Problem to work on – Give a count of the lines below that have the string "JSON" in them, with no other words.

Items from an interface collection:

============================================================

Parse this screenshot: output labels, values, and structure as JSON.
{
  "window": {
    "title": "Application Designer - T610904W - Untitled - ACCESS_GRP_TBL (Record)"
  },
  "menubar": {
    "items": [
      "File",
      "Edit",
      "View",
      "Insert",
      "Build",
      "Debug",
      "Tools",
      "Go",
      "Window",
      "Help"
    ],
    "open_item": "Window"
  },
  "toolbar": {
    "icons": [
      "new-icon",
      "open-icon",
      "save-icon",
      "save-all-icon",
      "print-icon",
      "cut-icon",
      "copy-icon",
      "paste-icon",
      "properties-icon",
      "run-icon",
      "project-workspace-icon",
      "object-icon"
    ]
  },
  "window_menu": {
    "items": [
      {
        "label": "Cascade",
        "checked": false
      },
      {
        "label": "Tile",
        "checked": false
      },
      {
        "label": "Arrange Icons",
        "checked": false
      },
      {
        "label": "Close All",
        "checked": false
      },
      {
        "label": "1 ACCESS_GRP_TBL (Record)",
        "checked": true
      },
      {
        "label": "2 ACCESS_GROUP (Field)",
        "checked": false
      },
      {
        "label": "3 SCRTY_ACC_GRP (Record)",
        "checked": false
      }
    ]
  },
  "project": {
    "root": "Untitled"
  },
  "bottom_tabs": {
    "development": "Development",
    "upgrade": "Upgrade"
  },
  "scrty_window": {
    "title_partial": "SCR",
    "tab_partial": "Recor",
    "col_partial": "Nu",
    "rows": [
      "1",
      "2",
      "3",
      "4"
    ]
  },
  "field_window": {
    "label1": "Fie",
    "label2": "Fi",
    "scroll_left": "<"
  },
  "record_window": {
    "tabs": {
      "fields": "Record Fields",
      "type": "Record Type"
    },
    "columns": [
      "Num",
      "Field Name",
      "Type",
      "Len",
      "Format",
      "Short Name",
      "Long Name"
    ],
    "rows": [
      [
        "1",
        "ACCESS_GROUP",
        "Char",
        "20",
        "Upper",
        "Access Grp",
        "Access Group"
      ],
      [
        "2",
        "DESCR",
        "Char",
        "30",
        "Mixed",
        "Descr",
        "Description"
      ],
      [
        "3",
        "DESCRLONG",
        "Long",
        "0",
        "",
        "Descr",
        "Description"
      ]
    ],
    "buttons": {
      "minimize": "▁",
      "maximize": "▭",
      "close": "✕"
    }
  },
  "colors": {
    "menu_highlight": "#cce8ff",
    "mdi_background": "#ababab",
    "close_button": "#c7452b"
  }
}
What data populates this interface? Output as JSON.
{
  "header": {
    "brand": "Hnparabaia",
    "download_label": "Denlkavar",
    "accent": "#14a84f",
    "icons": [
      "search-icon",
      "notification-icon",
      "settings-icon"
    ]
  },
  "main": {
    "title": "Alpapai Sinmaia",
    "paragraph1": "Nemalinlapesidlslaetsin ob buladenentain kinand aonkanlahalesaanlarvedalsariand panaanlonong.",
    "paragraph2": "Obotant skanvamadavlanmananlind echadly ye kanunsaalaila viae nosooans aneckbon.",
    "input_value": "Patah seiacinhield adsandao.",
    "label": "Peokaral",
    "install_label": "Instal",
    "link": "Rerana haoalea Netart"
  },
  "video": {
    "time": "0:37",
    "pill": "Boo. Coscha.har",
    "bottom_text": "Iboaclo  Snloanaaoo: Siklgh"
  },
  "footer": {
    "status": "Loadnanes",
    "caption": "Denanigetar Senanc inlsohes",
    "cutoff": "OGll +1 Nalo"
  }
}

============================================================

Expected answer – 2